Images don't belong in the copy. Output the rest of the data exactly.

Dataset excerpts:

=== Section Start ===

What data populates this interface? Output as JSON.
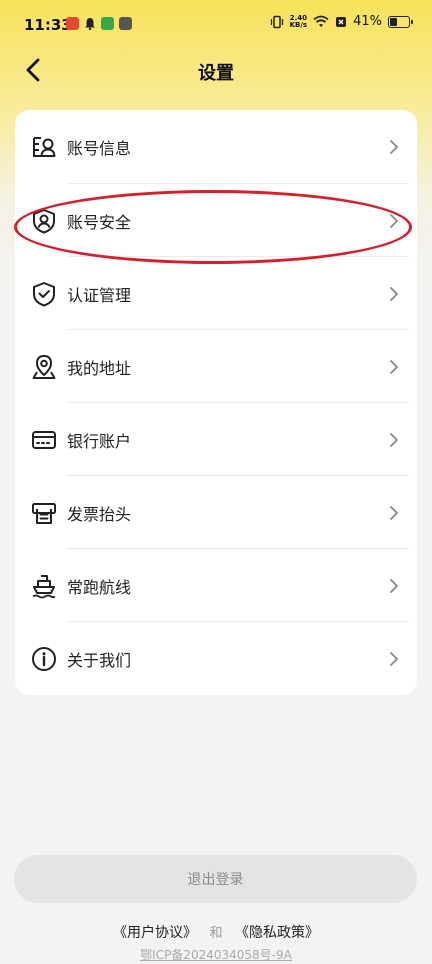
{
  "status_bar": {
    "time": "11:33",
    "net_speed_value": "2.40",
    "net_speed_unit": "KB/s",
    "battery": "41%"
  },
  "nav": {
    "title": "设置"
  },
  "settings": {
    "items": [
      {
        "label": "账号信息",
        "icon": "account-info-icon"
      },
      {
        "label": "账号安全",
        "icon": "account-security-icon"
      },
      {
        "label": "认证管理",
        "icon": "shield-check-icon"
      },
      {
        "label": "我的地址",
        "icon": "location-pin-icon"
      },
      {
        "label": "银行账户",
        "icon": "bank-card-icon"
      },
      {
        "label": "发票抬头",
        "icon": "invoice-printer-icon"
      },
      {
        "label": "常跑航线",
        "icon": "ship-icon"
      },
      {
        "label": "关于我们",
        "icon": "info-icon"
      }
    ]
  },
  "logout_label": "退出登录",
  "footer": {
    "user_agreement": "《用户协议》",
    "and": "和",
    "privacy_policy": "《隐私政策》",
    "icp": "鄂ICP备2024034058号-9A"
  },
  "colors": {
    "header_yellow": "#f8e25a",
    "highlight_red": "#d81e2b",
    "logout_bg": "#e4e4e4"
  }
}
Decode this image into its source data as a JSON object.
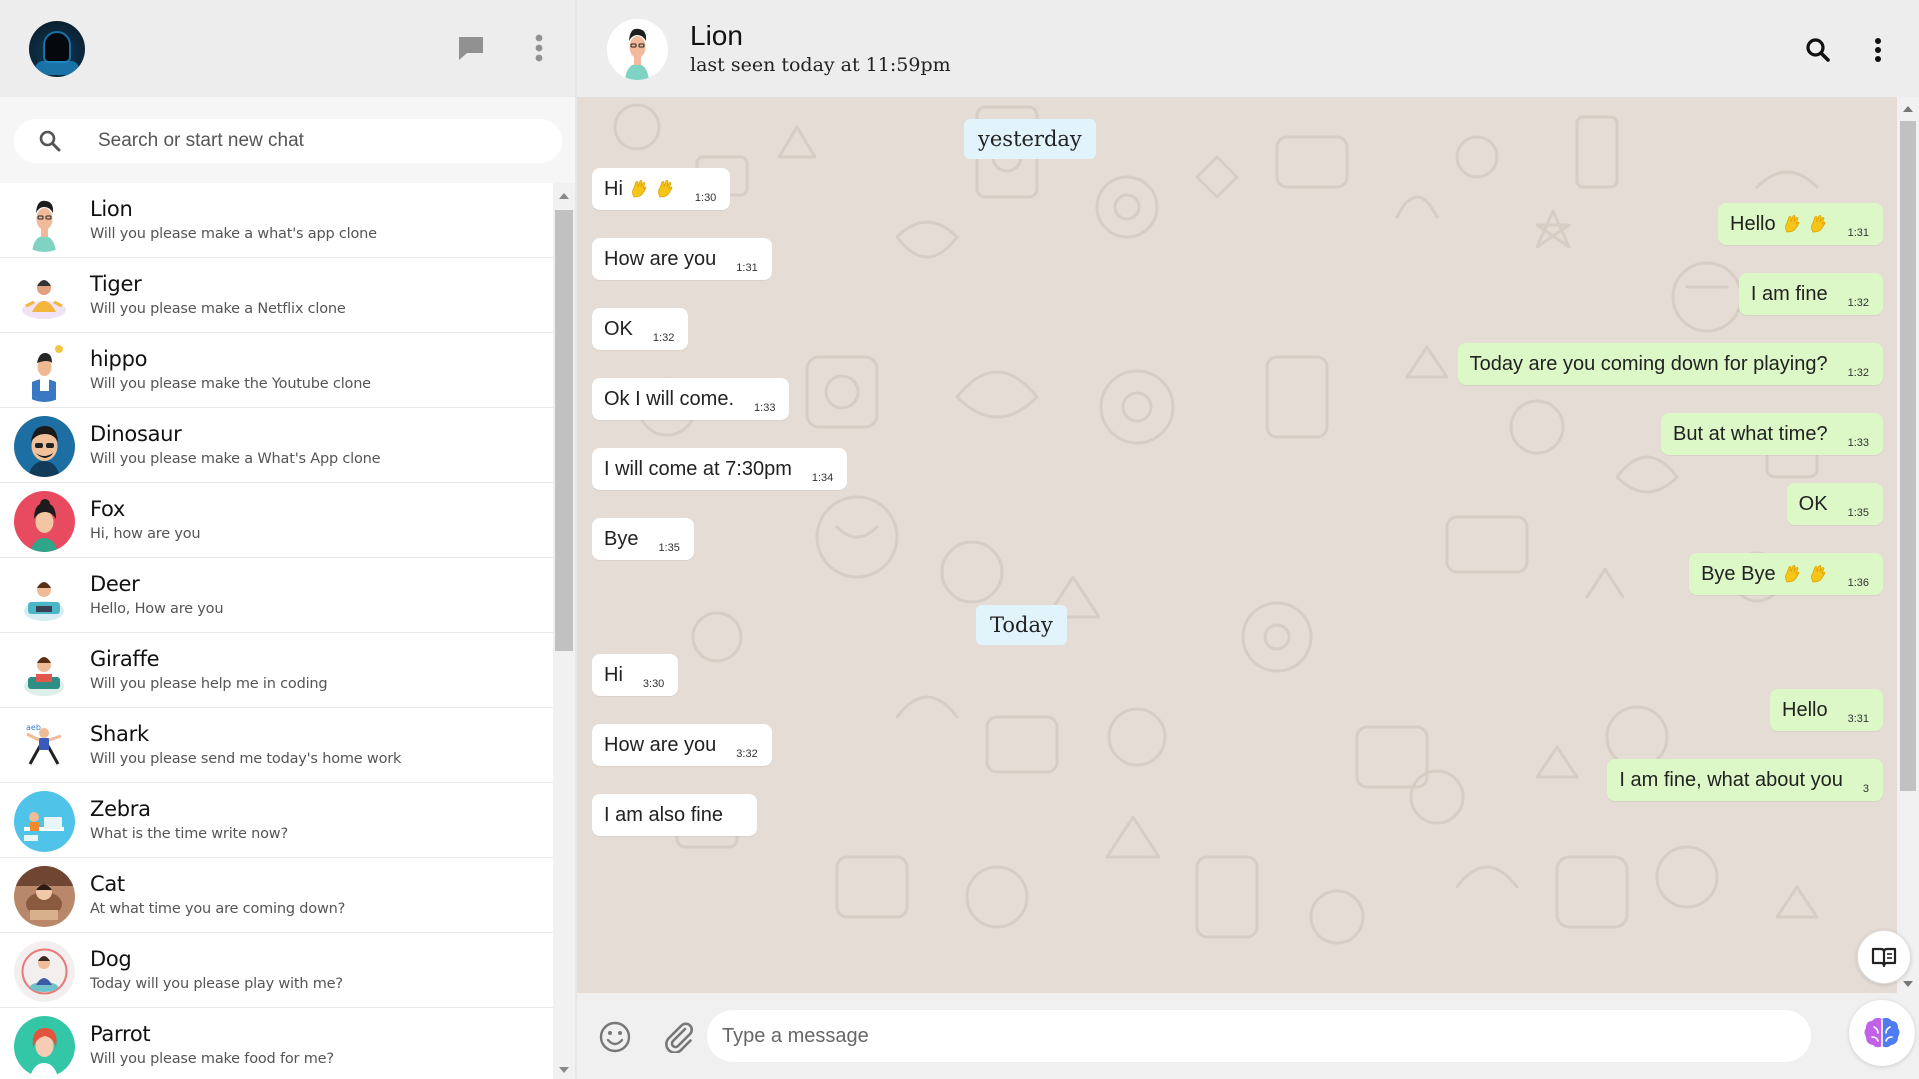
{
  "sidebar": {
    "search": {
      "placeholder": "Search or start new chat"
    },
    "chats": [
      {
        "name": "Lion",
        "message": "Will you please make a what's app clone"
      },
      {
        "name": "Tiger",
        "message": "Will you please make a Netflix clone"
      },
      {
        "name": "hippo",
        "message": "Will you please make the Youtube clone"
      },
      {
        "name": "Dinosaur",
        "message": "Will you please make a What's App clone"
      },
      {
        "name": "Fox",
        "message": "Hi, how are you"
      },
      {
        "name": "Deer",
        "message": "Hello, How are you"
      },
      {
        "name": "Giraffe",
        "message": "Will you please help me in coding"
      },
      {
        "name": "Shark",
        "message": "Will you please send me today's home work"
      },
      {
        "name": "Zebra",
        "message": "What is the time write now?"
      },
      {
        "name": "Cat",
        "message": "At what time you are coming down?"
      },
      {
        "name": "Dog",
        "message": "Today will you please play with me?"
      },
      {
        "name": "Parrot",
        "message": "Will you please make food for me?"
      }
    ]
  },
  "chat": {
    "contact_name": "Lion",
    "last_seen": "last seen today at 11:59pm",
    "dates": [
      "yesterday",
      "Today"
    ],
    "messages": [
      {
        "text": "Hi",
        "time": "1:30"
      },
      {
        "text": "Hello",
        "time": "1:31"
      },
      {
        "text": "How are you",
        "time": "1:31"
      },
      {
        "text": "I am fine",
        "time": "1:32"
      },
      {
        "text": "OK",
        "time": "1:32"
      },
      {
        "text": "Today are you coming down for playing?",
        "time": "1:32"
      },
      {
        "text": "Ok I will come.",
        "time": "1:33"
      },
      {
        "text": "But at what time?",
        "time": "1:33"
      },
      {
        "text": "I will come at 7:30pm",
        "time": "1:34"
      },
      {
        "text": "OK",
        "time": "1:35"
      },
      {
        "text": "Bye",
        "time": "1:35"
      },
      {
        "text": "Bye Bye",
        "time": "1:36"
      },
      {
        "text": "Hi",
        "time": "3:30"
      },
      {
        "text": "Hello",
        "time": "3:31"
      },
      {
        "text": "How are you",
        "time": "3:32"
      },
      {
        "text": "I am fine, what about you",
        "time": "3"
      },
      {
        "text": "I am also fine",
        "time": ""
      }
    ]
  },
  "composer": {
    "placeholder": "Type a message"
  },
  "icons": {
    "new_chat": "chat-bubble-icon",
    "menu": "kebab-menu-icon",
    "search": "search-icon",
    "emoji": "smiley-icon",
    "attach": "paperclip-icon",
    "assistant": "brain-icon",
    "reader": "open-book-icon"
  },
  "colors": {
    "header_bg": "#ededed",
    "chat_bg": "#e5ddd5",
    "outgoing_bubble": "#dcf8c6",
    "incoming_bubble": "#ffffff",
    "date_chip": "#e1f3fb",
    "wave_emoji": "#f5c518"
  }
}
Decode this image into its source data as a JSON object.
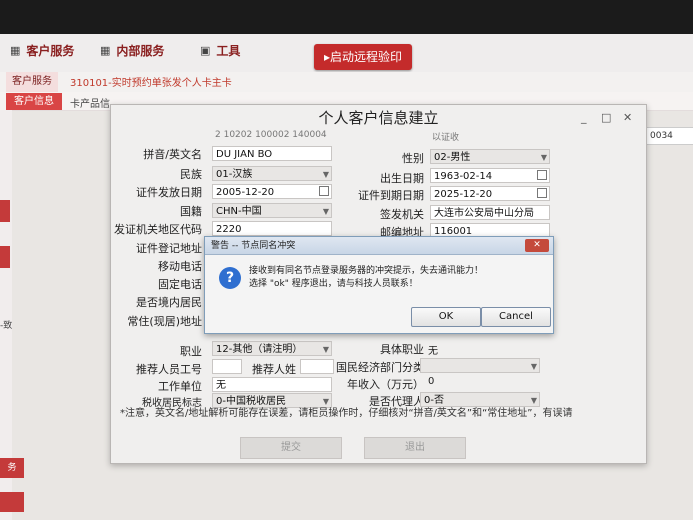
{
  "topnav": {
    "items": [
      {
        "label": "客户服务",
        "icon": "grid-icon"
      },
      {
        "label": "内部服务",
        "icon": "grid-icon"
      },
      {
        "label": "工具",
        "icon": "tool-icon"
      }
    ],
    "remote_button": "▸启动远程验印"
  },
  "subnav": {
    "tab": "客户服务",
    "text": "310101-实时预约单张发个人卡主卡",
    "tab2": "客户信息",
    "tab3": "卡产品信"
  },
  "left": {
    "text1": "-致",
    "text2": "务"
  },
  "right_field": "0034",
  "dialog": {
    "title": "个人客户信息建立",
    "controls": {
      "min": "_",
      "max": "□",
      "close": "✕"
    },
    "top_partial_left": "2 10202 100002 140004",
    "top_partial_right": "以证收",
    "fields": {
      "pinyin_label": "拼音/英文名",
      "pinyin_value": "DU JIAN BO",
      "gender_label": "性别",
      "gender_value": "02-男性",
      "ethnic_label": "民族",
      "ethnic_value": "01-汉族",
      "birth_label": "出生日期",
      "birth_value": "1963-02-14",
      "issue_label": "证件发放日期",
      "issue_value": "2005-12-20",
      "expire_label": "证件到期日期",
      "expire_value": "2025-12-20",
      "country_label": "国籍",
      "country_value": "CHN-中国",
      "authority_label": "签发机关",
      "authority_value": "大连市公安局中山分局",
      "region_label": "发证机关地区代码",
      "region_value": "2220",
      "postcode_label": "邮编地址",
      "postcode_value": "116001",
      "regaddr_label": "证件登记地址",
      "mobile_label": "移动电话",
      "phone_label": "固定电话",
      "resident_label": "是否境内居民",
      "homeaddr_label": "常住(现居)地址",
      "job_label": "职业",
      "job_value": "12-其他（请注明）",
      "jobdetail_label": "具体职业",
      "jobdetail_value": "无",
      "referrer_id_label": "推荐人员工号",
      "referrer_name_label": "推荐人姓",
      "industry_label": "国民经济部门分类",
      "employer_label": "工作单位",
      "employer_value": "无",
      "income_label": "年收入（万元）",
      "income_value": "0",
      "tax_label": "税收居民标志",
      "tax_value": "0-中国税收居民",
      "agent_label": "是否代理人",
      "agent_value": "0-否"
    },
    "notice": "*注意，英文名/地址解析可能存在误差，请柜员操作时，仔细核对“拼音/英文名”和“常住地址”，有误请",
    "submit": "提交",
    "exit": "退出"
  },
  "warning": {
    "title": "警告 -- 节点同名冲突",
    "line1": "接收到有同名节点登录服务器的冲突提示，失去通讯能力！",
    "line2": "选择 \"ok\" 程序退出，请与科技人员联系！",
    "ok": "OK",
    "cancel": "Cancel",
    "close": "✕"
  }
}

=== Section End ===

Result of the task:
What data populates this interface? Output as JSON.
{
  "status_bar": {
    "time": "11:33",
    "net_speed_value": "2.40",
    "net_speed_unit": "KB/s",
    "battery": "41%"
  },
  "nav": {
    "title": "设置"
  },
  "settings": {
    "items": [
      {
        "label": "账号信息",
        "icon": "account-info-icon"
      },
      {
        "label": "账号安全",
        "icon": "account-security-icon"
      },
      {
        "label": "认证管理",
        "icon": "shield-check-icon"
      },
      {
        "label": "我的地址",
        "icon": "location-pin-icon"
      },
      {
        "label": "银行账户",
        "icon": "bank-card-icon"
      },
      {
        "label": "发票抬头",
        "icon": "invoice-printer-icon"
      },
      {
        "label": "常跑航线",
        "icon": "ship-icon"
      },
      {
        "label": "关于我们",
        "icon": "info-icon"
      }
    ]
  },
  "logout_label": "退出登录",
  "footer": {
    "user_agreement": "《用户协议》",
    "and": "和",
    "privacy_policy": "《隐私政策》",
    "icp": "鄂ICP备2024034058号-9A"
  },
  "colors": {
    "header_yellow": "#f8e25a",
    "highlight_red": "#d81e2b",
    "logout_bg": "#e4e4e4"
  }
}
Decode this image into its source data as a JSON object.
{
  "sidebar": {
    "search": {
      "placeholder": "Search or start new chat"
    },
    "chats": [
      {
        "name": "Lion",
        "message": "Will you please make a what's app clone"
      },
      {
        "name": "Tiger",
        "message": "Will you please make a Netflix clone"
      },
      {
        "name": "hippo",
        "message": "Will you please make the Youtube clone"
      },
      {
        "name": "Dinosaur",
        "message": "Will you please make a What's App clone"
      },
      {
        "name": "Fox",
        "message": "Hi, how are you"
      },
      {
        "name": "Deer",
        "message": "Hello, How are you"
      },
      {
        "name": "Giraffe",
        "message": "Will you please help me in coding"
      },
      {
        "name": "Shark",
        "message": "Will you please send me today's home work"
      },
      {
        "name": "Zebra",
        "message": "What is the time write now?"
      },
      {
        "name": "Cat",
        "message": "At what time you are coming down?"
      },
      {
        "name": "Dog",
        "message": "Today will you please play with me?"
      },
      {
        "name": "Parrot",
        "message": "Will you please make food for me?"
      }
    ]
  },
  "chat": {
    "contact_name": "Lion",
    "last_seen": "last seen today at 11:59pm",
    "dates": [
      "yesterday",
      "Today"
    ],
    "messages": [
      {
        "text": "Hi",
        "time": "1:30"
      },
      {
        "text": "Hello",
        "time": "1:31"
      },
      {
        "text": "How are you",
        "time": "1:31"
      },
      {
        "text": "I am fine",
        "time": "1:32"
      },
      {
        "text": "OK",
        "time": "1:32"
      },
      {
        "text": "Today are you coming down for playing?",
        "time": "1:32"
      },
      {
        "text": "Ok I will come.",
        "time": "1:33"
      },
      {
        "text": "But at what time?",
        "time": "1:33"
      },
      {
        "text": "I will come at 7:30pm",
        "time": "1:34"
      },
      {
        "text": "OK",
        "time": "1:35"
      },
      {
        "text": "Bye",
        "time": "1:35"
      },
      {
        "text": "Bye Bye",
        "time": "1:36"
      },
      {
        "text": "Hi",
        "time": "3:30"
      },
      {
        "text": "Hello",
        "time": "3:31"
      },
      {
        "text": "How are you",
        "time": "3:32"
      },
      {
        "text": "I am fine, what about you",
        "time": "3"
      },
      {
        "text": "I am also fine",
        "time": ""
      }
    ]
  },
  "composer": {
    "placeholder": "Type a message"
  },
  "icons": {
    "new_chat": "chat-bubble-icon",
    "menu": "kebab-menu-icon",
    "search": "search-icon",
    "emoji": "smiley-icon",
    "attach": "paperclip-icon",
    "assistant": "brain-icon",
    "reader": "open-book-icon"
  },
  "colors": {
    "header_bg": "#ededed",
    "chat_bg": "#e5ddd5",
    "outgoing_bubble": "#dcf8c6",
    "incoming_bubble": "#ffffff",
    "date_chip": "#e1f3fb",
    "wave_emoji": "#f5c518"
  }
}
Decode this image into its source data as a JSON object.
{
  "topnav": {
    "items": [
      {
        "label": "客户服务",
        "icon": "grid-icon"
      },
      {
        "label": "内部服务",
        "icon": "grid-icon"
      },
      {
        "label": "工具",
        "icon": "tool-icon"
      }
    ],
    "remote_button": "▸启动远程验印"
  },
  "subnav": {
    "tab": "客户服务",
    "text": "310101-实时预约单张发个人卡主卡",
    "tab2": "客户信息",
    "tab3": "卡产品信"
  },
  "left": {
    "text1": "-致",
    "text2": "务"
  },
  "right_field": "0034",
  "dialog": {
    "title": "个人客户信息建立",
    "controls": {
      "min": "_",
      "max": "□",
      "close": "✕"
    },
    "top_partial_left": "2 10202 100002 140004",
    "top_partial_right": "以证收",
    "fields": {
      "pinyin_label": "拼音/英文名",
      "pinyin_value": "DU JIAN BO",
      "gender_label": "性别",
      "gender_value": "02-男性",
      "ethnic_label": "民族",
      "ethnic_value": "01-汉族",
      "birth_label": "出生日期",
      "birth_value": "1963-02-14",
      "issue_label": "证件发放日期",
      "issue_value": "2005-12-20",
      "expire_label": "证件到期日期",
      "expire_value": "2025-12-20",
      "country_label": "国籍",
      "country_value": "CHN-中国",
      "authority_label": "签发机关",
      "authority_value": "大连市公安局中山分局",
      "region_label": "发证机关地区代码",
      "region_value": "2220",
      "postcode_label": "邮编地址",
      "postcode_value": "116001",
      "regaddr_label": "证件登记地址",
      "mobile_label": "移动电话",
      "phone_label": "固定电话",
      "resident_label": "是否境内居民",
      "homeaddr_label": "常住(现居)地址",
      "job_label": "职业",
      "job_value": "12-其他（请注明）",
      "jobdetail_label": "具体职业",
      "jobdetail_value": "无",
      "referrer_id_label": "推荐人员工号",
      "referrer_name_label": "推荐人姓",
      "industry_label": "国民经济部门分类",
      "employer_label": "工作单位",
      "employer_value": "无",
      "income_label": "年收入（万元）",
      "income_value": "0",
      "tax_label": "税收居民标志",
      "tax_value": "0-中国税收居民",
      "agent_label": "是否代理人",
      "agent_value": "0-否"
    },
    "notice": "*注意，英文名/地址解析可能存在误差，请柜员操作时，仔细核对“拼音/英文名”和“常住地址”，有误请",
    "submit": "提交",
    "exit": "退出"
  },
  "warning": {
    "title": "警告 -- 节点同名冲突",
    "line1": "接收到有同名节点登录服务器的冲突提示，失去通讯能力！",
    "line2": "选择 \"ok\" 程序退出，请与科技人员联系！",
    "ok": "OK",
    "cancel": "Cancel",
    "close": "✕"
  }
}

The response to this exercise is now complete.